Provided records -

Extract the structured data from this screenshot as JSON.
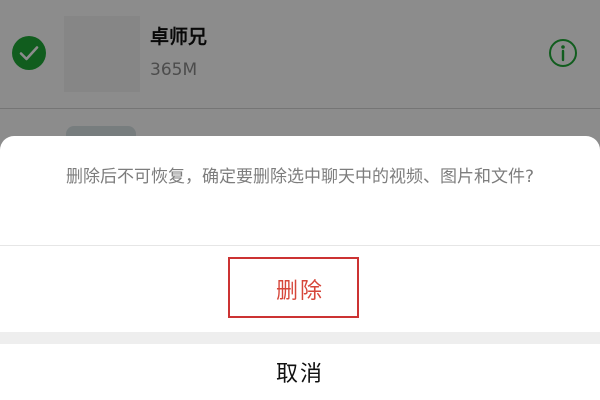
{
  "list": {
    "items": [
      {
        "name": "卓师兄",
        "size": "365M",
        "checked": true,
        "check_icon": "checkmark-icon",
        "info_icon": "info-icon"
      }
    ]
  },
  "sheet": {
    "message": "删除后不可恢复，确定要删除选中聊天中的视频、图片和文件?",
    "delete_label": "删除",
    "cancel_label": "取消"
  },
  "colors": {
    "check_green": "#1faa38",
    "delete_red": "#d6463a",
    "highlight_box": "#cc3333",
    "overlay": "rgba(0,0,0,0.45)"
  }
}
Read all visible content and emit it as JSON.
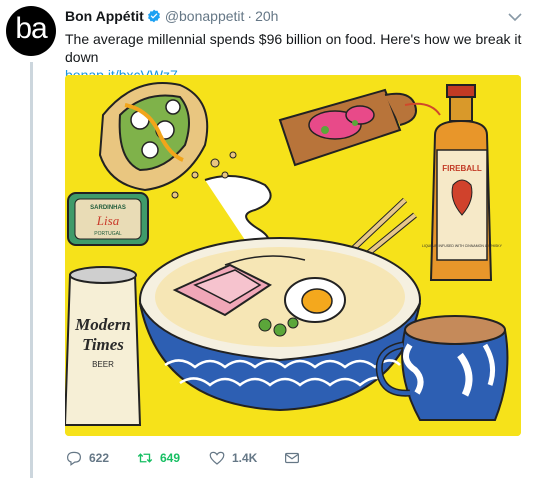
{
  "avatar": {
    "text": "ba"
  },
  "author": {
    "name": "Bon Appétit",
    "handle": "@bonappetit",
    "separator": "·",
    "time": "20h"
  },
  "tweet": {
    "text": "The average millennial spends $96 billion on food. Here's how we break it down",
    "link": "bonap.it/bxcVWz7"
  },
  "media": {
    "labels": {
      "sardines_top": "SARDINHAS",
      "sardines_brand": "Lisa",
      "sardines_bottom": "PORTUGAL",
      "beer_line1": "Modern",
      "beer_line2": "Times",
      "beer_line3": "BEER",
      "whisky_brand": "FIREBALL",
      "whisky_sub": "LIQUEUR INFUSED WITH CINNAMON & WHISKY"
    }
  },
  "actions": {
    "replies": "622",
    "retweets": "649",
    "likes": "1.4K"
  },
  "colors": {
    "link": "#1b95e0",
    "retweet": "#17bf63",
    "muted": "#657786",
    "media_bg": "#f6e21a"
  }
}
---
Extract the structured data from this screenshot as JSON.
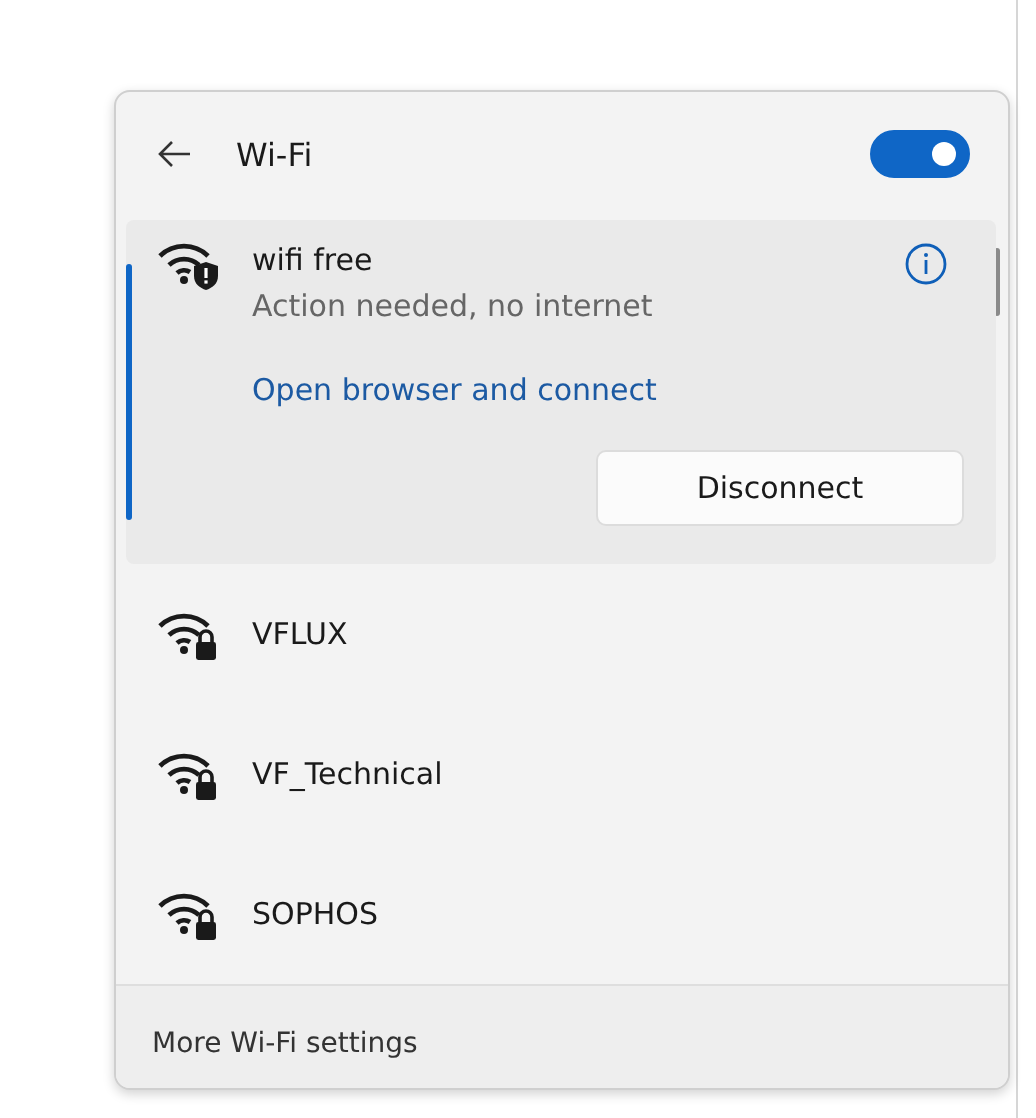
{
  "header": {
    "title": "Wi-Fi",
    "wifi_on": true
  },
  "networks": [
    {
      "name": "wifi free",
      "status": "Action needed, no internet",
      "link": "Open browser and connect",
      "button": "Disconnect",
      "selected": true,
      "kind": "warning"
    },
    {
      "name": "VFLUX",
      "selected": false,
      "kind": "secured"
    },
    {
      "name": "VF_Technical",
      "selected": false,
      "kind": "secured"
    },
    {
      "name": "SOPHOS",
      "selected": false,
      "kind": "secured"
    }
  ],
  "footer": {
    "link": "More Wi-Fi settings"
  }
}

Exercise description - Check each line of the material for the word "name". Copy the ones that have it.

Task result -
        "name": "卓师兄",
    "name": "Bon Appétit",
      "name": "wifi free",
      "name": "VFLUX",
      "name": "VF_Technical",
      "name": "SOPHOS",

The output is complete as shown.